King of Spain Philip II (1527-1598). 1566 portrait by Alonso Sanchez Coelho. On this canvas, the king is depicted in the armor of a rider of light cavalry, high leg-fitting boots and trousers with puffs in the fashion of that time. But even in light cavalry, her commanders wore armor!
In the first decades of the 1625th century, the form of dragoons differed little from the clothes of infantry musketeers. Actually, this could not be called a uniform, just people tried to dress the same in order to save. After all, clothes for the regiment were ordered by her colonel and she was sewed to order. Shoes and stockings were replaced with boots with spurs, and the hat was sometimes replaced with a helmet, but such a replacement was unlikely to allow them to fight along with the armor; besides, only the officers had pistols, while the privates had muskets and swords. There was also a small pickaxe in the equipment of the dragoon, which could be used to tie a horse to it when the rider acted as an infantryman. It is interesting to note that until XNUMX Austrian imperial dragoons included pikemen in cuirasses and helmets, as well as officers with halberds. The mounted horses of the dragoons were small and cheap and could not withstand the real cavalry horses. From time to time, dragoons were trained in horseback riding, but it was more like training “just in case”. No one specifically sought such a battle.

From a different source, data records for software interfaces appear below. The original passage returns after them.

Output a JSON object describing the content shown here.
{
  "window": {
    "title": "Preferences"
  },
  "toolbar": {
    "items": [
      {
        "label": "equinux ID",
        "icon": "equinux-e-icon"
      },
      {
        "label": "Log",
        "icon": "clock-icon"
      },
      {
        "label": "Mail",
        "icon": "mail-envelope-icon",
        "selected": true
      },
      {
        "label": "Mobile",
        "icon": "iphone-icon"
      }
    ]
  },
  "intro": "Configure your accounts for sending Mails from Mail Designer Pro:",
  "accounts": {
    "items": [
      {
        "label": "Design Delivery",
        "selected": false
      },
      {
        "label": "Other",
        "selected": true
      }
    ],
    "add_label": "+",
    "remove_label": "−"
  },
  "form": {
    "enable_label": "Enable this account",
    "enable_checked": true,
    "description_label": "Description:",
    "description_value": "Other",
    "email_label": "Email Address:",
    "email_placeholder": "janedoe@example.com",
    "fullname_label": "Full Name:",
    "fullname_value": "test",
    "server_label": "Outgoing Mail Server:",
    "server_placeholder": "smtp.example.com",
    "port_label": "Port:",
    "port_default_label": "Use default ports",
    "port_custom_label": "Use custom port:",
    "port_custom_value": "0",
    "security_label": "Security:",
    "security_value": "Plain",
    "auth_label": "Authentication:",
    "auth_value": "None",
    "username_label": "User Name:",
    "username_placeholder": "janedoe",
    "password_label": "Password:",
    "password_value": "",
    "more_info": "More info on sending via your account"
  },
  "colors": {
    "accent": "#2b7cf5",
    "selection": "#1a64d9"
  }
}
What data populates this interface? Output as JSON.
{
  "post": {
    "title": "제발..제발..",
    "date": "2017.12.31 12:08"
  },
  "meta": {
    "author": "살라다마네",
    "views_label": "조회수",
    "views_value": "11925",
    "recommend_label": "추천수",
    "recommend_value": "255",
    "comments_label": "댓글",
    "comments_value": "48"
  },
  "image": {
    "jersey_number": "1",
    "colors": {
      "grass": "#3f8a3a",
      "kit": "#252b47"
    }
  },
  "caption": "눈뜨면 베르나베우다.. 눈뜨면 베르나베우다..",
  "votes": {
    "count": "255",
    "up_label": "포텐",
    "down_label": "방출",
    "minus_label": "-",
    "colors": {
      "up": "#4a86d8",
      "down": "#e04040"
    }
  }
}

True, the Swedish dragoons were an exception: their main role was to provide fire support to the cavalry, and they rarely dismounted in battle.
To be continued ...